ASSIGNMENT. Find how many lines of the entries contain the word "Support", then report that figure alone.

PROVIDED RECORDS.
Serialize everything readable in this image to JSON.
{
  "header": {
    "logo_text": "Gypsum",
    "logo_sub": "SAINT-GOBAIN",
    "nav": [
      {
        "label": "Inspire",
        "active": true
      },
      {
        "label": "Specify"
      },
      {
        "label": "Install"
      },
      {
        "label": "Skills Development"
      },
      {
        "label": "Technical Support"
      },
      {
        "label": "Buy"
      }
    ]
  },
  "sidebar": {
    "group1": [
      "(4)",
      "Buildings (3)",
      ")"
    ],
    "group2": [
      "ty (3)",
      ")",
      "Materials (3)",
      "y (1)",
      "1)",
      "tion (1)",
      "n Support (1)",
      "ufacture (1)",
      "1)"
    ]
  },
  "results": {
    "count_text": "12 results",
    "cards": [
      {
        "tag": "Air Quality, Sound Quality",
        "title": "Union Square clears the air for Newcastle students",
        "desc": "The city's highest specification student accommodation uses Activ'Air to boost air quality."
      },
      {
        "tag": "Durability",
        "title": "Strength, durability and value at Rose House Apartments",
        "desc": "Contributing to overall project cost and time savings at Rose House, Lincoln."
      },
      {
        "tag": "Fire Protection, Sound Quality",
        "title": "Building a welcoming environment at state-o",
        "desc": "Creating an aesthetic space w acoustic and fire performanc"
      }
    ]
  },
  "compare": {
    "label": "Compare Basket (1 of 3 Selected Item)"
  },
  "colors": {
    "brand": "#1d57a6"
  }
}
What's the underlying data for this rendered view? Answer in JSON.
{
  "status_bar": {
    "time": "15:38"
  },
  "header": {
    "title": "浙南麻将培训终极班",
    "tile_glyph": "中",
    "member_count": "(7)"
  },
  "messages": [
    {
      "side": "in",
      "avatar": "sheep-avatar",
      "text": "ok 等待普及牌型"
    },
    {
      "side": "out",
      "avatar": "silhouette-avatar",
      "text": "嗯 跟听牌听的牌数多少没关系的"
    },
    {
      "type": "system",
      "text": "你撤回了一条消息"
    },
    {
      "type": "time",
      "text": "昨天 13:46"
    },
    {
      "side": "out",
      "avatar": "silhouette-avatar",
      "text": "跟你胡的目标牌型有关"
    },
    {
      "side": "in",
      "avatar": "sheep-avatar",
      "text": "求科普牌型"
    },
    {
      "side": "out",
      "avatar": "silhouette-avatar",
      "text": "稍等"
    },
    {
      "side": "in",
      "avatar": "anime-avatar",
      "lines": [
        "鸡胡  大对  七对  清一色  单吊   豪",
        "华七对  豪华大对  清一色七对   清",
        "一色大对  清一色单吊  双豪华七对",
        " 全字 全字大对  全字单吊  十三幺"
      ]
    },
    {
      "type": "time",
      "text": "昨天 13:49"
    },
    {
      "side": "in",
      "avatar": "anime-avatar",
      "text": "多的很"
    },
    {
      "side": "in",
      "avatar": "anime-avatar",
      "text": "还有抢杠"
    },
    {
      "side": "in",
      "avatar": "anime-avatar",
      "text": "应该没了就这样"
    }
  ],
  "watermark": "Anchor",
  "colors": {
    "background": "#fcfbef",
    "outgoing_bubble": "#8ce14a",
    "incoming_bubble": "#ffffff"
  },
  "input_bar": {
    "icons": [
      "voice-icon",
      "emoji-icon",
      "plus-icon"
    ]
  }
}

RESPONSE TO THE EXERCISE. 2